Turiddu rushes out. Lucia, weeping, wanders aimlessly around outside her house. Santuzza approaches and throws her arms around her. The villagers start to crowd around. Voices are heard in the distance and a woman cries, "They have murdered Turiddu!" Santuzza faints and Lucia collapses in the arms of the women villagers.
Santuzza – Soprano/Mezzo-soprano (spinto)
A peasant girl
Turiddu – Tenor (spinto)
A young villager recently returned from the army
Lucia – Contralto
Alfio – Baritone (dramatic)
Lola – Mezzo-soprano (lyric)
Place of birth: Livorno, Tuscany, Italy
Place of death: Rome, Italy

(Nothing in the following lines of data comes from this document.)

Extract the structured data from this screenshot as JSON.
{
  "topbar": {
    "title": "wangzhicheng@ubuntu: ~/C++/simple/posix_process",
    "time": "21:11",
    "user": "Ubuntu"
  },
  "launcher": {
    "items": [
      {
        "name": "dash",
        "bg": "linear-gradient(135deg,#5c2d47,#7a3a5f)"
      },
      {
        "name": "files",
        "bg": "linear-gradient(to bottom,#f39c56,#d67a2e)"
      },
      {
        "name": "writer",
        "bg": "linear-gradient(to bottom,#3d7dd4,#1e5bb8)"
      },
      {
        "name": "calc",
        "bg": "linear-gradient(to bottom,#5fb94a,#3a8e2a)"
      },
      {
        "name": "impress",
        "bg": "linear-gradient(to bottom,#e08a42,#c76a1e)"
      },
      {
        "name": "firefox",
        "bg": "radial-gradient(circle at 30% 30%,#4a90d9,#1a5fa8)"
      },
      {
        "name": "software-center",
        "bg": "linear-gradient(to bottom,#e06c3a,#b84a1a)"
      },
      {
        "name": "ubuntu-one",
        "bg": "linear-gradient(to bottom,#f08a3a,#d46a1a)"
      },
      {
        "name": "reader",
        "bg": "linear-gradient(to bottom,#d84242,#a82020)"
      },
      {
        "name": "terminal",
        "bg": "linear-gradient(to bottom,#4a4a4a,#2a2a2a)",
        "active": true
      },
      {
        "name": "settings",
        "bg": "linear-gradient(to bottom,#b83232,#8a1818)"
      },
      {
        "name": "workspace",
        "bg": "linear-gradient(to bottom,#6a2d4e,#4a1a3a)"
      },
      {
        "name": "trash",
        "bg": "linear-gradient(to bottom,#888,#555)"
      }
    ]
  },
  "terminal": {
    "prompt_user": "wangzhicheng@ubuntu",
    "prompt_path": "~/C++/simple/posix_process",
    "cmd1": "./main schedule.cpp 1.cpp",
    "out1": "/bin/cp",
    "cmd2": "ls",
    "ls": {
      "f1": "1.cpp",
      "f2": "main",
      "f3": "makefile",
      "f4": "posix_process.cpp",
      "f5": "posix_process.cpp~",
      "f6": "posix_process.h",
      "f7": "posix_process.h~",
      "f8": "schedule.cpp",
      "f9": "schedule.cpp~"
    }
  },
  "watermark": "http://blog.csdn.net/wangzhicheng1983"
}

Mascagni wrote 15 operas, an operetta, orchestral works as well as songs and piano music. He is most famous for his first opera Cavalleria rusticana but the operas l'amico Fritz and Iris are still regularly performed, especially in Italy.
He married Lina Carbognani in 1889. The day after the wedding their first son was born. They had two more children. In 1903 he met Anna Lolli and their illicit relationship lasted until Mascagni's death in 1945.
“There are three degrees of comparison: stupido, stupidissimo and tenore.”
“Modern music is as dangerous as narcotics”
Besides being a successful composer, Mascagni was also a successful conductor. Mascagni was internationally famous at the age of 26.
Most prominent operas
The libretto is based on the short story and play, Cavalleria rusticana, by Giovanni Verga.
Giovanni Targioni-Tozzetti was an Italian librettist most known for his collaborations with Pietro Mascagni. Together with Guido Menasci they wrote the libretto for Cavalleria rusticana. Both Menasci and Targioni-Tozzetti lived and died in Livorno, Italy.
2d2, 2, 2, 2 - 4, 2, 3, 1
timp, perc, 2 harps, bells, organ, strings
The classic Verismo opera Cavalleria rusticana premiered at the Teatro Costanzi in Rome in 1890. The opera is often performed as a double-bill together with Pagliacci by Leoncavallo.
Today it is one of the top 30 most performed operas worldwide.
Aria - Voi lo sapete (Santuzza)
Aria – Mamma, quel vino è generoso (Turiddu)